In this case, IHC complemented the detection of ALK rearrangement by FISH. In all previously reported ALK-rearranged SqCC cases, except one that did not undergo IHC (Table 1), ALK protein expression was demonstrated on IHC. This led to the understanding that detection of the ALK protein by IHC analysis may be more suitable for screening of ALK-rearranged lung SqCC, because of its low cost and convenience. Furthermore, since ALK rearrangement may exist in both keratinizing and non-keratinizing pure SqCC, regardless of smoking status, we suppose that ALK screening by IHC may be applicable to all postoperative recurrence or advanced lung SqCCs. We consider that this may increase the probability of ALK-targeted treatment as an option for post-operative recurrence or advanced ALK-rearranged SqCCs of the lung.
Treatment of ALK-rearranged lung adenocarcinoma with the ALK-targeted agent crizotinib is now widely recognized to significantly improve clinical outcomes . Three of the five previously reported cases [6-8] of ALK-rearranged pure SqCCs received crizotinib and markedly responded in terms of improved quality of life (Table 1). These findings strongly support the idea that ALK-testing and subsequent ALK-targeted treatment may be a viable treatment option for patients with post-operative recurrence or advanced lung SqCC. In our patient, it may be possible that ALK-targeted therapy may be beneficial in case of recurrence after radical surgery and adjuvant chemotherapy considering the previously reported cases.

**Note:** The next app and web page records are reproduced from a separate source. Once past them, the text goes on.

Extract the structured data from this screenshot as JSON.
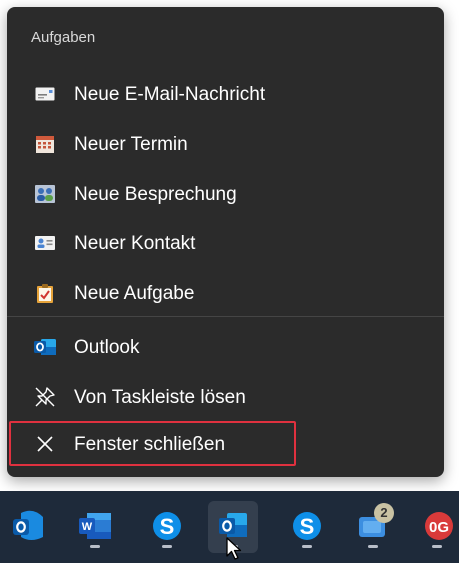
{
  "jumplist": {
    "section_title": "Aufgaben",
    "tasks": [
      {
        "label": "Neue E-Mail-Nachricht",
        "icon": "envelope-icon"
      },
      {
        "label": "Neuer Termin",
        "icon": "calendar-icon"
      },
      {
        "label": "Neue Besprechung",
        "icon": "people-icon"
      },
      {
        "label": "Neuer Kontakt",
        "icon": "contact-card-icon"
      },
      {
        "label": "Neue Aufgabe",
        "icon": "clipboard-task-icon"
      }
    ],
    "app_items": [
      {
        "label": "Outlook",
        "icon": "outlook-icon"
      },
      {
        "label": "Von Taskleiste lösen",
        "icon": "unpin-icon"
      },
      {
        "label": "Fenster schließen",
        "icon": "close-icon"
      }
    ]
  },
  "taskbar": {
    "apps": [
      {
        "name": "outlook-new",
        "icon": "outlook-icon",
        "letter": "O"
      },
      {
        "name": "word",
        "icon": "word-icon",
        "letter": "W"
      },
      {
        "name": "skype",
        "icon": "skype-icon",
        "letter": "S"
      },
      {
        "name": "outlook-classic",
        "icon": "outlook-icon",
        "letter": "O",
        "active": true
      },
      {
        "name": "skype-2",
        "icon": "skype-icon",
        "letter": "S"
      },
      {
        "name": "chat",
        "icon": "chat-icon",
        "badge": "2"
      },
      {
        "name": "app-og",
        "icon": "og-icon",
        "letter": "0G"
      }
    ]
  },
  "colors": {
    "menu_bg": "#2b2b2b",
    "highlight_border": "#e0313f",
    "taskbar_bg": "#1e2a3a",
    "outlook_blue": "#0f6cbd"
  }
}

However, it remains unclear whether ALK-positive lung SqCC patients will show a marked response to ALK-targeted therapy that is as good as that of ALK-positive lung adenocarcinoma patients. In the field of molecular-targeted therapy against lung cancer, EGFRtyrosine kinase inhibitors (TKIs) have been reported to be effective for non-adenocarcinoma NSCLC or squamous NSCLC. In a retrospective investigation by Shukuya et al. , gefitinib was less effective in non-adenocarcinoma NSCLC harboring EGFR mutations than in adenocarcinoma harboring EGFR mutations. On the other hand, Paik et al.  reported that the response to erlotinib in 13 patients with EGFR-mutant squamous NSCLC was comparable to that seen in patients with conventional adenocarcinomas. Further similar studies are necessary to determine the efficacy of ALK-targeted therapy for lung SqCCs.